Read: Psalm 46

Be still, and know that I am God. (v. 10)

When I asked one of my Bible study friends what he most wanted for Christmas, he gave a wistful sigh and said: “Some stillness and silence would be nice.” How about you? Our Bible reading today suggests that God wants that for us even more than we want it ourselves. Psalm 46 begins with a promise that God will protect us in the hardest times, and it ends with a forceful command to be still.

I worry, sometimes, that I’m not cultivating that stillness. I’m not listening, not paying attention to God, not cultivating a quiet place on my insides where the voice of God can find resonance. I go skipping from one diversion to the next, skimming along on the surface of life and not going deep. Noise, hurry, and confusion seep into my life. Perhaps if I relied on God more as my refuge, he wouldn’t need to command me to be still and accept his help.

When I catch myself in a blur of worry and hurry I stop what I am doing, take a deep breath, and say to myself: “Be quiet. Be still. God is in control.” To be still doesn’t mean doing nothing. It means to stop acting like everything depends on you. It means to cease striving. The hymn writer Kathrina von Schlegel said it best: “Be still, my soul: the waves and winds still know / His voice who ruled them while He dwelt below.” —Lou Lotz

Today’s Activity: Find a quiet place, by yourself. Turn off your phone and other distractions, and take five minutes to sit in the stillness. Where do you need to relinquish control?

About the Author

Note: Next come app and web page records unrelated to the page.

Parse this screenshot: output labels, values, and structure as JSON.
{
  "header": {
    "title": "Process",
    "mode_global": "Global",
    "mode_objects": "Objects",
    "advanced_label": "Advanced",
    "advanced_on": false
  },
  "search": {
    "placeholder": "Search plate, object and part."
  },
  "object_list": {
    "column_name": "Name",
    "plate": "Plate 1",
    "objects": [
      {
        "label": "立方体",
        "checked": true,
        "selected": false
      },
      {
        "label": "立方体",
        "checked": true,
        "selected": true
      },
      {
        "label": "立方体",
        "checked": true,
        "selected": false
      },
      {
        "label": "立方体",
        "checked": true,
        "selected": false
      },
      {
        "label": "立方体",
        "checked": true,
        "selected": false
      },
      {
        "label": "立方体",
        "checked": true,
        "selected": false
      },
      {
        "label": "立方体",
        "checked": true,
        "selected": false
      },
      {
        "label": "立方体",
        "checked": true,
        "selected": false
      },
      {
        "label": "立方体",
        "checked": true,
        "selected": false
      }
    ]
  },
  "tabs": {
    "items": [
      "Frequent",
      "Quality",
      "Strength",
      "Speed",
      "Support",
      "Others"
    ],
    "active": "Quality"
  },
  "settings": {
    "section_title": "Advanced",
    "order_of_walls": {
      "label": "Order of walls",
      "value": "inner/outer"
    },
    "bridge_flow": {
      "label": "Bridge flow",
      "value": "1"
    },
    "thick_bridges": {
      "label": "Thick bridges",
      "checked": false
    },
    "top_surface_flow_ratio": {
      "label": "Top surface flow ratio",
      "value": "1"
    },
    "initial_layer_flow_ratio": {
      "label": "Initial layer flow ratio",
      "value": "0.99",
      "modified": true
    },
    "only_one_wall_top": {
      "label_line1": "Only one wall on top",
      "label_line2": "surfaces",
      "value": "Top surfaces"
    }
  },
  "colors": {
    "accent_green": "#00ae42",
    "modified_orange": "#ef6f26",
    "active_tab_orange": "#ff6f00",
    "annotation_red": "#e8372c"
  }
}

Rev. Lou Lotz is a recently retired Reformed Church pastor. Lou and his wife Mary Jean live in Hudsonville, Michigan.

This entry is part 17 of 26 in the series Waiting with Joy